Give back every line of the material below that has the string "icon".

··· Data records ···

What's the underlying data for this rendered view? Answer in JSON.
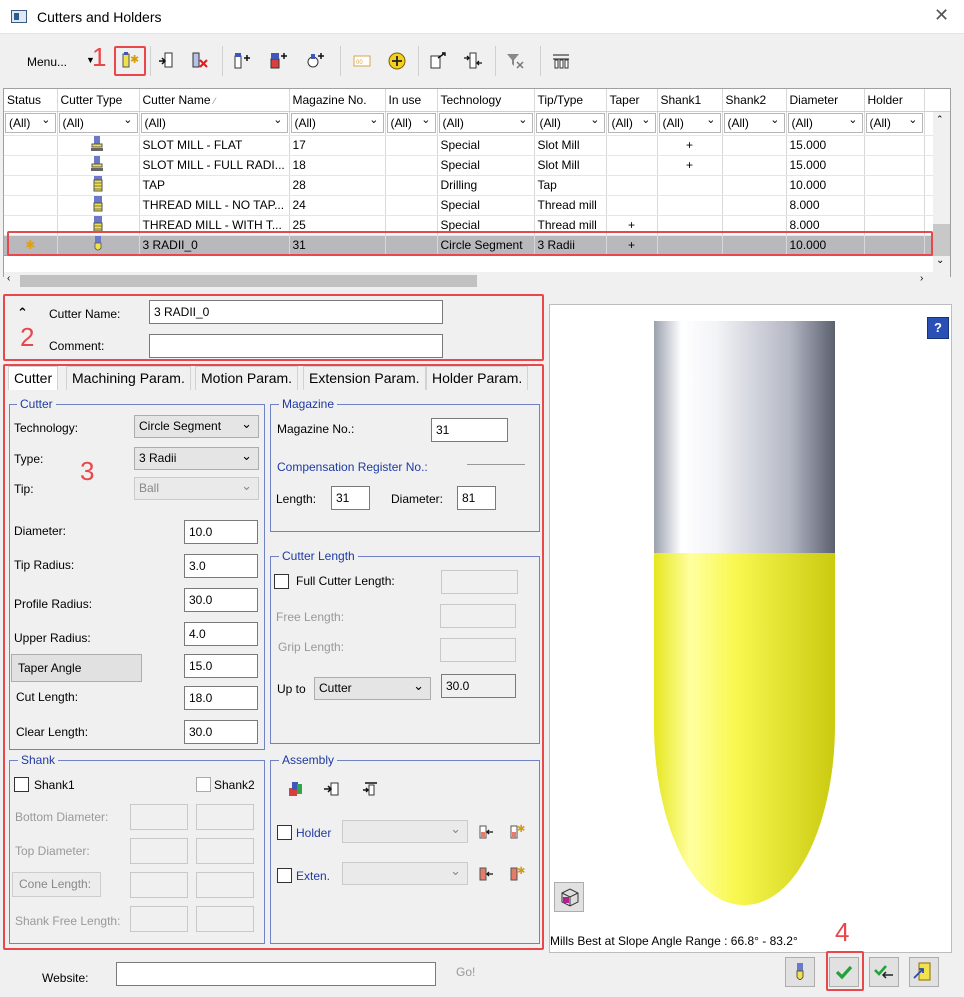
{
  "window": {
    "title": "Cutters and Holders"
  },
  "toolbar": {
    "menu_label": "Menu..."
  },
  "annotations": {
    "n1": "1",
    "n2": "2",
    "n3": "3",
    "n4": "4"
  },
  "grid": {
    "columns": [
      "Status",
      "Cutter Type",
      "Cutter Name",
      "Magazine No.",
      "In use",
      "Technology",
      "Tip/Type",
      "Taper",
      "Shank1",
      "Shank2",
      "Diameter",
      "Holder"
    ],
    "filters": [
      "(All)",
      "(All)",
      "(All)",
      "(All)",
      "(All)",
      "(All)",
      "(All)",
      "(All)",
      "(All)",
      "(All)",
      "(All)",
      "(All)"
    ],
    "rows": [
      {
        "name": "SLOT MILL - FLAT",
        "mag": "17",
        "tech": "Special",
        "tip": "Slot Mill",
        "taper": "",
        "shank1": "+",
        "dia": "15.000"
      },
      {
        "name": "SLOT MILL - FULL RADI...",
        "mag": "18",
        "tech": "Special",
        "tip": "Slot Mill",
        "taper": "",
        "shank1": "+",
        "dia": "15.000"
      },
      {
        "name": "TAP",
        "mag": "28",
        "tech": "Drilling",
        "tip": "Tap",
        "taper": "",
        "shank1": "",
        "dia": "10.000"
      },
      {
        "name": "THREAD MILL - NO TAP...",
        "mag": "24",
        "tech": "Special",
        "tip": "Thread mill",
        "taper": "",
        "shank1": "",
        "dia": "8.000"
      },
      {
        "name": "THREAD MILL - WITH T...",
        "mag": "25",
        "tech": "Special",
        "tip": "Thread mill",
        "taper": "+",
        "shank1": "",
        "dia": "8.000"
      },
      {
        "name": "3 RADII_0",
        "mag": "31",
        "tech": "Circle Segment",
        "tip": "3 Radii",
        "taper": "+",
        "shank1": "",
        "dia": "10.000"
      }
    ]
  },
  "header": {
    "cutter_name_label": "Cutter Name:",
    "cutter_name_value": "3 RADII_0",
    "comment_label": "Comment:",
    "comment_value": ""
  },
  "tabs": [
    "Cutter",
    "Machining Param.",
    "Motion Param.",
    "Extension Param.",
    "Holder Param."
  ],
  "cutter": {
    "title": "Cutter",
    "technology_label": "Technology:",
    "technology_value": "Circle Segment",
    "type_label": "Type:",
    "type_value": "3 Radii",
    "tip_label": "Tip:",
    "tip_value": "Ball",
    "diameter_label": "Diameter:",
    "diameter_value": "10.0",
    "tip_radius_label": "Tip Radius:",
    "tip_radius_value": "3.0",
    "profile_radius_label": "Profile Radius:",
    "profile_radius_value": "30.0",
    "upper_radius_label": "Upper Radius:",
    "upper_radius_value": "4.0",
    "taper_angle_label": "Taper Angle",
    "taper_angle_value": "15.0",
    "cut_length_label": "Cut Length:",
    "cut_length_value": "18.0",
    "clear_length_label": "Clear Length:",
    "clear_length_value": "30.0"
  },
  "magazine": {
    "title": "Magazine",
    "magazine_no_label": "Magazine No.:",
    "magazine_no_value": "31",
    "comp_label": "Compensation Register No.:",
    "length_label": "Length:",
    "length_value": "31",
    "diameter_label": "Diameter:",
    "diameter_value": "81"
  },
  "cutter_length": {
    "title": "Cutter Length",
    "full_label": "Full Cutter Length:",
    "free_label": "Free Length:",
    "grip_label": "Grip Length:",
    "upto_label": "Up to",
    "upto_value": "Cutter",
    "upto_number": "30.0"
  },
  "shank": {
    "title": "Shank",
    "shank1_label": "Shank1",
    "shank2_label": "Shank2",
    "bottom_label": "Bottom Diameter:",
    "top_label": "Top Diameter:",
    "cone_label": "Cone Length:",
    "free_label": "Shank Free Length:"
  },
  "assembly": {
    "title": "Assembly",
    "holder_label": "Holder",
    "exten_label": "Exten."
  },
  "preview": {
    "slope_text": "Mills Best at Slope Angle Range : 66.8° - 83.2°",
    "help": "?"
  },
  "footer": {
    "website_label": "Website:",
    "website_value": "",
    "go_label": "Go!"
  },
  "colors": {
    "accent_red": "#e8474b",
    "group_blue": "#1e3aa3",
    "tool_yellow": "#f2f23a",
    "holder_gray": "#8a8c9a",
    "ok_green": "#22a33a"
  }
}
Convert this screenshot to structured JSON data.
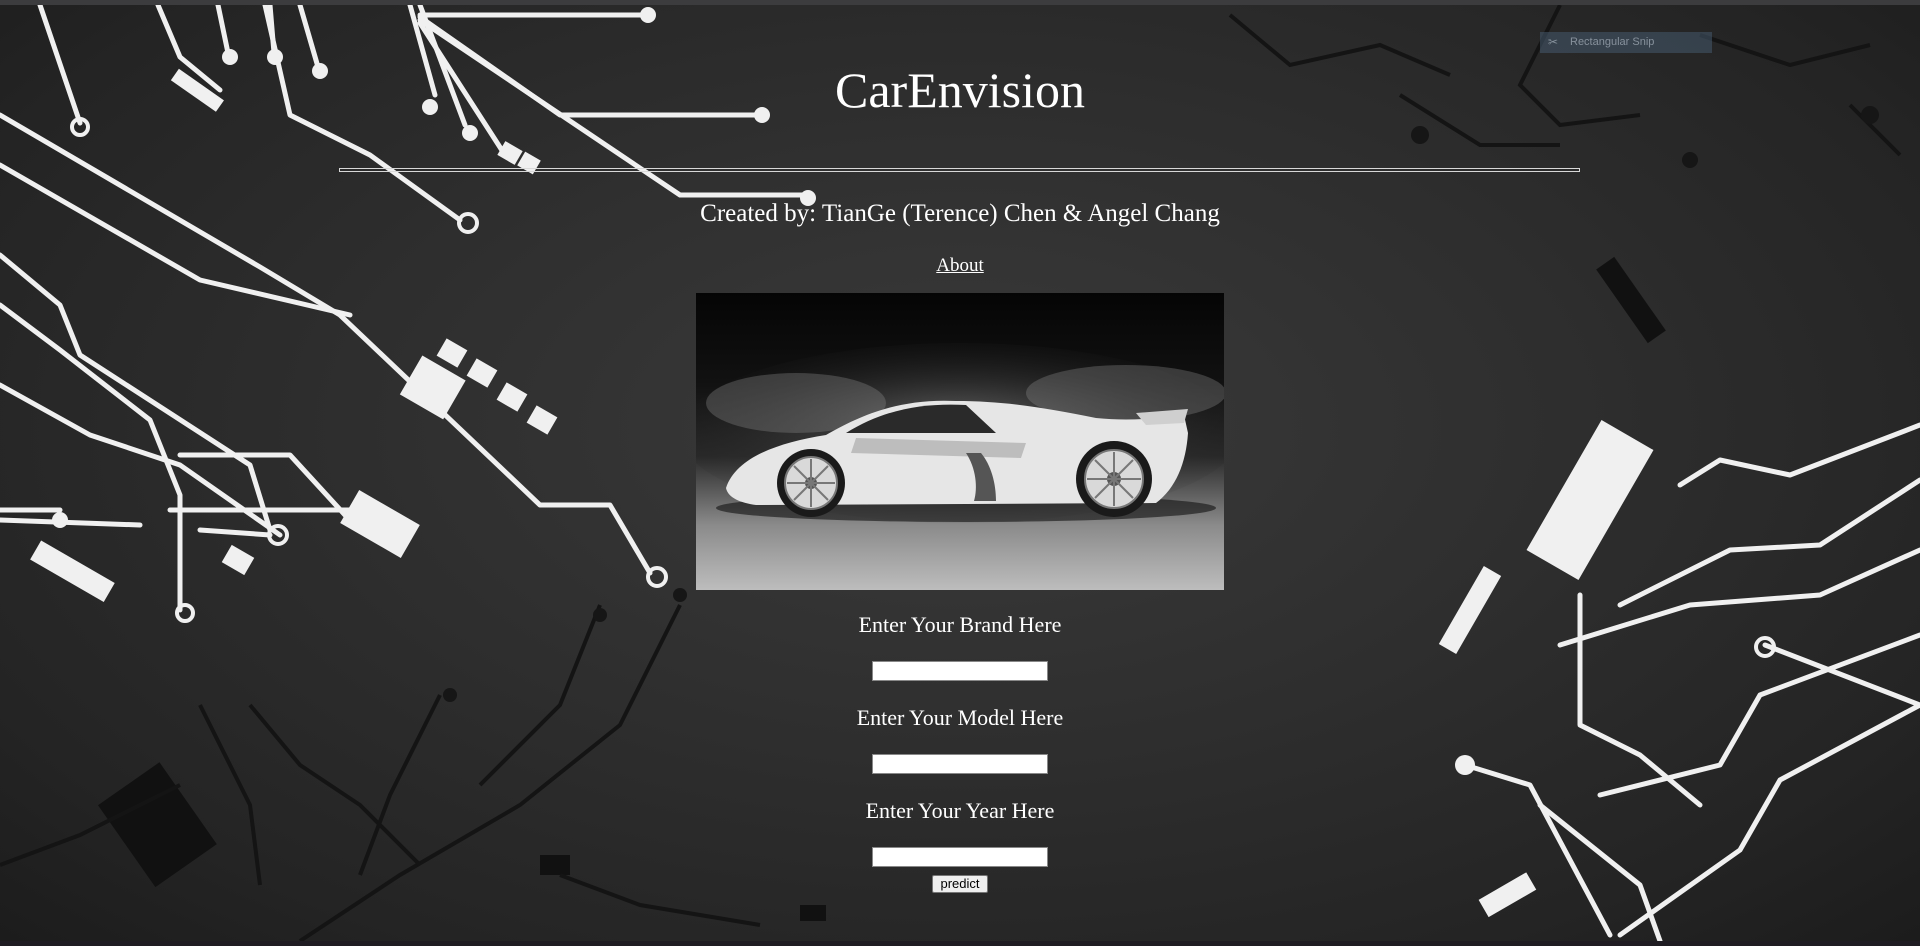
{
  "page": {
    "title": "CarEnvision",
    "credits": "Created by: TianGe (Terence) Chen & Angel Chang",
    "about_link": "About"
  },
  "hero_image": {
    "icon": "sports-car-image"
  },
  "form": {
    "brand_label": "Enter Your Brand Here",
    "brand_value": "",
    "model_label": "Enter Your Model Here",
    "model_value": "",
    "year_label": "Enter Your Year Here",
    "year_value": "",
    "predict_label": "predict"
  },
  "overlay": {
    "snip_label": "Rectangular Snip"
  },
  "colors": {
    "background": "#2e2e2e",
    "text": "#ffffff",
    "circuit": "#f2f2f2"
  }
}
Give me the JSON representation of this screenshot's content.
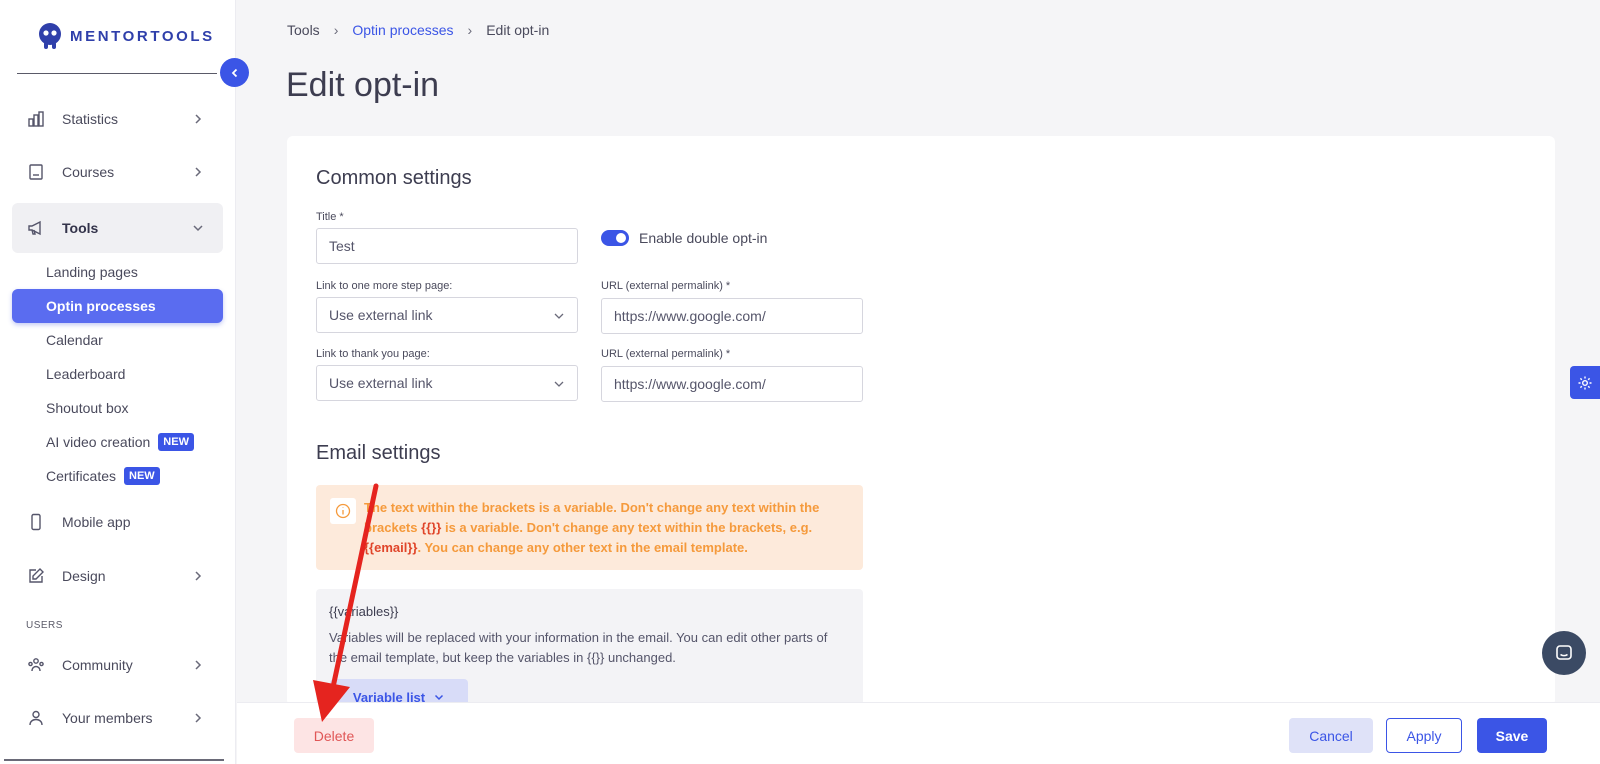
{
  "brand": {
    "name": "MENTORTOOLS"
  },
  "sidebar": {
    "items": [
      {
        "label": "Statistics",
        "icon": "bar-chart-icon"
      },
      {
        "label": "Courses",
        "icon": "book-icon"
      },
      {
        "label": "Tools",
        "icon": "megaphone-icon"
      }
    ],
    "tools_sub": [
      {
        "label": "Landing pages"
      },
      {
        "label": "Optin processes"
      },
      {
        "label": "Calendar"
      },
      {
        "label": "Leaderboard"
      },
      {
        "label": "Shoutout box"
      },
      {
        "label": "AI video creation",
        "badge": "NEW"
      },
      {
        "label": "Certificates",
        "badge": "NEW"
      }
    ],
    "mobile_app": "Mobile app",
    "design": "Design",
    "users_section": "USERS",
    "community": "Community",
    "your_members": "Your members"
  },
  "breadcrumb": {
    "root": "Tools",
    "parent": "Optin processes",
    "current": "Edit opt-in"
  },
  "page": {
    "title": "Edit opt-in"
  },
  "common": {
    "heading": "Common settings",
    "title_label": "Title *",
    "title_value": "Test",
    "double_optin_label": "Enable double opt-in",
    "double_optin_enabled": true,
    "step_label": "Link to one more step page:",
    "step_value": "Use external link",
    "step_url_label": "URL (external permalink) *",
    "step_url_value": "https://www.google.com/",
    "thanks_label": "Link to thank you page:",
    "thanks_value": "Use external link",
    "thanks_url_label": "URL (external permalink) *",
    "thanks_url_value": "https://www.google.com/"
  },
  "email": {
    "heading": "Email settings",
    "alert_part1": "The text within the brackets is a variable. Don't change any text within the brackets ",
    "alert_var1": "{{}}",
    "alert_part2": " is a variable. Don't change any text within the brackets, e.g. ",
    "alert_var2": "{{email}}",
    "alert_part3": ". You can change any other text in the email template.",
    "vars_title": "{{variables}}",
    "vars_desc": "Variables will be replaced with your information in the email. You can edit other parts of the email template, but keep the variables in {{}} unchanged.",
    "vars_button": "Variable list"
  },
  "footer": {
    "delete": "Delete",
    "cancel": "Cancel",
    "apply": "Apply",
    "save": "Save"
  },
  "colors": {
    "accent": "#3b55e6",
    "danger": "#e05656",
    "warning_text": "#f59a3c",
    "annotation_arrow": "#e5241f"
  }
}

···

Result of the task:
    "icon": "sports-car-image"
        "icon": "bar-chart-icon"
        "icon": "book-icon"
        "icon": "megaphone-icon"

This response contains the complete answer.